Section 3664(d) of Title 18 sets forth the procedure applicable to restitution orders, and provides that while the burden of proving a victim's loss is on the government, " [t]he burden of demonstrating the financial resources of the defendant and the financial needs of the defendant and such defendant's dependents shall be on the defendant." In determining whether to order restitution and the amount to be repaid, the court must "consider the amount of the loss sustained by any victim as a result of the offense, the financial resources of the defendant, the financial needs and earning ability of the defendant and the defendant's dependents, and such other factors as the court deems appropriate." 18 U.S.C. § 3664(a).
In United States v. Blanchard, 9 F.3d 22, 24-25 (6th Cir. 1993), the court affirmed a restitution order, noting that the sentencing court acknowledged that it had reviewed the presentence report and, without further explanation, imposed an order of restitution. The court held that a sentencing court is not required to make factual findings regarding a defendant's ability to pay, and, further, that indigency is not a bar to a restitution order, because ability to pay is only one factor to consider in making a restitution determination.

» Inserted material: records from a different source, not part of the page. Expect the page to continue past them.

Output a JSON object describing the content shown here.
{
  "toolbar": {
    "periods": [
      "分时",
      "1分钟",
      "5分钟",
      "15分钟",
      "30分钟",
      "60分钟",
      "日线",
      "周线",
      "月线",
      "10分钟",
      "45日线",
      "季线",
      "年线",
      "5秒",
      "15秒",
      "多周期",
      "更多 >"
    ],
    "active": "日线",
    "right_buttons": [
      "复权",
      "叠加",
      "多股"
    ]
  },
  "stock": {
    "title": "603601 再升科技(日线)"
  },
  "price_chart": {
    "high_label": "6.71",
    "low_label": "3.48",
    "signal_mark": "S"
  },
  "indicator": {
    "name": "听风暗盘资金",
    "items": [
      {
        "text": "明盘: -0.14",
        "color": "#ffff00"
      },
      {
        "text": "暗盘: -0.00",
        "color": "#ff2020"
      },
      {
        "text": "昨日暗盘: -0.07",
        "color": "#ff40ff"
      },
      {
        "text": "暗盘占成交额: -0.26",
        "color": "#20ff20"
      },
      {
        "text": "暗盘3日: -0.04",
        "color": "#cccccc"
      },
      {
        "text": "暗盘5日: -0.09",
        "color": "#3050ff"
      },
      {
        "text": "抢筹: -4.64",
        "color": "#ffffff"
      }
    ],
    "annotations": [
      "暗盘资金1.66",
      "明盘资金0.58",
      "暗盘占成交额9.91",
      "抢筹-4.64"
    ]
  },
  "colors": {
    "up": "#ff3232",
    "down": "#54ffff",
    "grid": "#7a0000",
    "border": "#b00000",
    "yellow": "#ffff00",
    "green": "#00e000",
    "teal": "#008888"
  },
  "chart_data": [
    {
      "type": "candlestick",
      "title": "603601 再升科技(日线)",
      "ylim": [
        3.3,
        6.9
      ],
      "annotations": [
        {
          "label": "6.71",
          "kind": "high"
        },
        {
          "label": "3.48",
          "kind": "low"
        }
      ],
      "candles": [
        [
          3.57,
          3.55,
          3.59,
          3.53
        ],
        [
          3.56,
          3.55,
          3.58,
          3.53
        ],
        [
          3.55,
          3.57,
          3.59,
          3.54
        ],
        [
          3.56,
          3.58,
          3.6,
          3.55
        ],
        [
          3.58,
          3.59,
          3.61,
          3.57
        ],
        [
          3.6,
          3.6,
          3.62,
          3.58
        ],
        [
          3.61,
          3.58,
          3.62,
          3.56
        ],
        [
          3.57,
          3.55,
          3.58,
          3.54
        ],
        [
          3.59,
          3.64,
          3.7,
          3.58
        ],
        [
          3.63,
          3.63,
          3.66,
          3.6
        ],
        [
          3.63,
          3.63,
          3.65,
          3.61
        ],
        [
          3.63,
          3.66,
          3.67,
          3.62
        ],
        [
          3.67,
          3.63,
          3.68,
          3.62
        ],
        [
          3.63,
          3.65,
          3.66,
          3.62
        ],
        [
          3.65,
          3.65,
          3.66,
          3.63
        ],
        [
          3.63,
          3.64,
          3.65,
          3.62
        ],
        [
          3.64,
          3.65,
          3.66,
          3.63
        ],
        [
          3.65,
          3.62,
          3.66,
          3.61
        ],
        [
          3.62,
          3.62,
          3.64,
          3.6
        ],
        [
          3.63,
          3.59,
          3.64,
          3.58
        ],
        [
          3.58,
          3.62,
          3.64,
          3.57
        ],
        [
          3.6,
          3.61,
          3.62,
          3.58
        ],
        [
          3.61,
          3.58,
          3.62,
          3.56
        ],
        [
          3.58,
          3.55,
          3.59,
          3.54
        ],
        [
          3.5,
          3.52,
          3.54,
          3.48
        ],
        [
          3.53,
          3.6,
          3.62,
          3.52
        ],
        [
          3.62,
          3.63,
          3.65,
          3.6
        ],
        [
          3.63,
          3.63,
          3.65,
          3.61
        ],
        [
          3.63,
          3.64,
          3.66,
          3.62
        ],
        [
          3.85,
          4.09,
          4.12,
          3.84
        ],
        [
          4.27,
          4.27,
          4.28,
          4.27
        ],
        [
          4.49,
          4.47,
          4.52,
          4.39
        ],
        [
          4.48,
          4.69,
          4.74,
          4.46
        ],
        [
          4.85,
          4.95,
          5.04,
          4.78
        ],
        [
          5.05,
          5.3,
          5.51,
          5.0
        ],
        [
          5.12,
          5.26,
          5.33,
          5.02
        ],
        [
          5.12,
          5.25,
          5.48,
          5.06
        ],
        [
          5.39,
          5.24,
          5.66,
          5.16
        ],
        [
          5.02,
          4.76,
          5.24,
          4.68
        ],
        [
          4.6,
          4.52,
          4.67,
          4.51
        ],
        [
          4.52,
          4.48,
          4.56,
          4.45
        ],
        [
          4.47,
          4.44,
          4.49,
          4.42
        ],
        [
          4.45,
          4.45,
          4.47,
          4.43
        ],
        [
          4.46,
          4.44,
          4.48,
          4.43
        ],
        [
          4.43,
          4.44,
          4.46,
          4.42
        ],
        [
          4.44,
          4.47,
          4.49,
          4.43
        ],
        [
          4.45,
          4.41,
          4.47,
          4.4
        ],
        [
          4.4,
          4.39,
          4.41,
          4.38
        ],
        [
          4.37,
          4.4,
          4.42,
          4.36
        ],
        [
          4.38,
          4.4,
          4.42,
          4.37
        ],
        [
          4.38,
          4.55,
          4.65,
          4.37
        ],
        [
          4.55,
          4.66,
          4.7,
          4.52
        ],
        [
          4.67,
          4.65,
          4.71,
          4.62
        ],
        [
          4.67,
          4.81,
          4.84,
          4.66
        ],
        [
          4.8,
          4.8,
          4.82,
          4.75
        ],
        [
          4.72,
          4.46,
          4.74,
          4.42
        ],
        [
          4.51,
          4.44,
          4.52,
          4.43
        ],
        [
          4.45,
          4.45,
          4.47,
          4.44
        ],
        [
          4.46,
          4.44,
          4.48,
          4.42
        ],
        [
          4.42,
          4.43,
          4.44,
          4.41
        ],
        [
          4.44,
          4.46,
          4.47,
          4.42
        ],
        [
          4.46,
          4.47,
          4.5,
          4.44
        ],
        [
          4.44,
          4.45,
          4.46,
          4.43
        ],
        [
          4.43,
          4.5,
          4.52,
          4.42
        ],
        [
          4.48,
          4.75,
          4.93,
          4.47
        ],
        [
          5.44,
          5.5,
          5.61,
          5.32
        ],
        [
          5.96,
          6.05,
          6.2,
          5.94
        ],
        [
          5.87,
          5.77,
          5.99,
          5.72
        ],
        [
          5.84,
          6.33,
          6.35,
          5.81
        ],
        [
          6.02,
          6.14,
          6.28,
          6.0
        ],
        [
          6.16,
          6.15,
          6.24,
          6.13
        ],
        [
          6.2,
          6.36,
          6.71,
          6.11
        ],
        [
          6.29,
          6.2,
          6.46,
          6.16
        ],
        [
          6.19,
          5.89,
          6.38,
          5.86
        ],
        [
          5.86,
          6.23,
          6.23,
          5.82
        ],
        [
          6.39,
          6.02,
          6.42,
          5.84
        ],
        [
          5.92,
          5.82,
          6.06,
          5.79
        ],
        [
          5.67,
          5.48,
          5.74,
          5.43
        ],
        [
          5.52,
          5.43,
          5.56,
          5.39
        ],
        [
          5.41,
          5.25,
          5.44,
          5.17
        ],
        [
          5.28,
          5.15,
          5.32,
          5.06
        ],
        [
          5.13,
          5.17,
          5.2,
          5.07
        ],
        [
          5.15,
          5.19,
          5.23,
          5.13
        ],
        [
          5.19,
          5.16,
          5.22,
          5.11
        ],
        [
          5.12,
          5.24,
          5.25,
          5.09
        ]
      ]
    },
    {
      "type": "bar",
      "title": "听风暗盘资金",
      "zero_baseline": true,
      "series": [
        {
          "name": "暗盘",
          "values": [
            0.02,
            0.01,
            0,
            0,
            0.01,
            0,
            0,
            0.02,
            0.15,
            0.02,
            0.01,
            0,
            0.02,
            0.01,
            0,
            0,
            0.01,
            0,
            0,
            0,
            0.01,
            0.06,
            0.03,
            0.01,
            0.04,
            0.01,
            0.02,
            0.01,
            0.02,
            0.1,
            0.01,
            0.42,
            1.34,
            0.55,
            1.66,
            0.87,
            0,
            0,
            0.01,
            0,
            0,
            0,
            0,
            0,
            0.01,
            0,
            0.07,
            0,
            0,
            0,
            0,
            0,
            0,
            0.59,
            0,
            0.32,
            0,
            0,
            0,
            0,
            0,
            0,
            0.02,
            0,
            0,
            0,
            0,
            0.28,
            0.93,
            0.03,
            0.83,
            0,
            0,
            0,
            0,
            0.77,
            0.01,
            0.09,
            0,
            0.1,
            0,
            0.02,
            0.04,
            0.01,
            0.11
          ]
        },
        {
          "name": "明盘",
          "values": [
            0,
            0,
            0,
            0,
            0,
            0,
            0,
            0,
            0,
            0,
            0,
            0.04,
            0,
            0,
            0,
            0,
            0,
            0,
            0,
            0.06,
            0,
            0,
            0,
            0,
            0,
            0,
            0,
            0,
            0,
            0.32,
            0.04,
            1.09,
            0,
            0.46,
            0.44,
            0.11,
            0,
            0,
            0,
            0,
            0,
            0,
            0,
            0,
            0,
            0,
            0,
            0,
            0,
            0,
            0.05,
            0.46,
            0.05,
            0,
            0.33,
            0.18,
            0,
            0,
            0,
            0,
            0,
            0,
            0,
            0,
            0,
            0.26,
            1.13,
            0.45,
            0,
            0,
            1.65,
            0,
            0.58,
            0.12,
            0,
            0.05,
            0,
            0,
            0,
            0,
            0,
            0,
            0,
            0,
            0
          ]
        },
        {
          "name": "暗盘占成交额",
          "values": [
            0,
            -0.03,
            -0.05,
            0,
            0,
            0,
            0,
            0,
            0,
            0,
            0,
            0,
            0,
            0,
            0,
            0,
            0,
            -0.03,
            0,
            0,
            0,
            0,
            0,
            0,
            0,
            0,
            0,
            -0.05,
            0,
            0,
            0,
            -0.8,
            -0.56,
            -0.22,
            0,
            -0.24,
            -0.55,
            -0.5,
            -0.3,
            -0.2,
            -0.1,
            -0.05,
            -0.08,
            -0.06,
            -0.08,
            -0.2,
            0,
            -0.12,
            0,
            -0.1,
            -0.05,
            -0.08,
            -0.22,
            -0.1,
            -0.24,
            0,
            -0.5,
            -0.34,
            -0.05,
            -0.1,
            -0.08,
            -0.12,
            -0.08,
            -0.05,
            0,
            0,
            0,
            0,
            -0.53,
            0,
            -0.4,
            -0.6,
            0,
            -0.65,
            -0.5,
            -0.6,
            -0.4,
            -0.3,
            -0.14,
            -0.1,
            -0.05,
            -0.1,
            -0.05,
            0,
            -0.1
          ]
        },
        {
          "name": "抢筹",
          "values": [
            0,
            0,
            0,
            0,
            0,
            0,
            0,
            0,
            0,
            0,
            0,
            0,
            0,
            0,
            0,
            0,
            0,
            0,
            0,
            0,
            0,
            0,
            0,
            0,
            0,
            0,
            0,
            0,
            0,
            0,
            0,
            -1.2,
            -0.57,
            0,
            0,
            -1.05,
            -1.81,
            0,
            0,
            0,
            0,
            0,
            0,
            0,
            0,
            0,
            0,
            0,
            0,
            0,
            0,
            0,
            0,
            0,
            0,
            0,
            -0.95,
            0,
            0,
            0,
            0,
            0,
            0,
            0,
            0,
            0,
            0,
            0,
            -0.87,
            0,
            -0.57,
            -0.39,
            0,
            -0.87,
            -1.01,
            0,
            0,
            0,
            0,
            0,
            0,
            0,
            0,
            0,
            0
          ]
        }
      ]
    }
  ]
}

While the district court did not make a specific finding regarding Bondurant's ability to make restitution to Discover Card Services, the court stated at sentencing that it "finds that the facts are as stated in the presentence report." The presentence report described Bondurant's financial condition, noting that Bondurant's 1993 bankruptcy petition listed liabilities of $4160.51 (contrary to the $25,100 Bondurant reported to probation), and that Bondurant reported monthly income of $925. The presentence report also noted that Bondurant had graduated from high school and had completed 132 credit hours at Memphis State University with a grade point average of 2.51. The presentence report indicated that Bondurant's employment record was spotty due to performance and attitude problems, but included 18 months of employment at a temporary agency just prior to his conviction.
Based on Blanchard and the record in this case, the district court clearly did not err in ordering restitution, even in light of its acknowledgement of Bondurant's inability to pay a fine. Bondurant's indigency was but one factor for the court to consider, and numerous salient facts justify the court's order; e.g., Bondurant's intelligence and relatively extensive academic background, and his likely ability to secure a job and repay the small amount at issue. In sum, we find no basis on which to disturb the court's restitution order, and affirm this aspect of Bondurant's sentence.
We AFFIRM the district court's restitution order, REVERSE the application of the vulnerable victim enhancement, and REMAND for resentencing.
The Honorable Charles W. Joiner, United States District Court for the Eastern District of Michigan, sitting by designation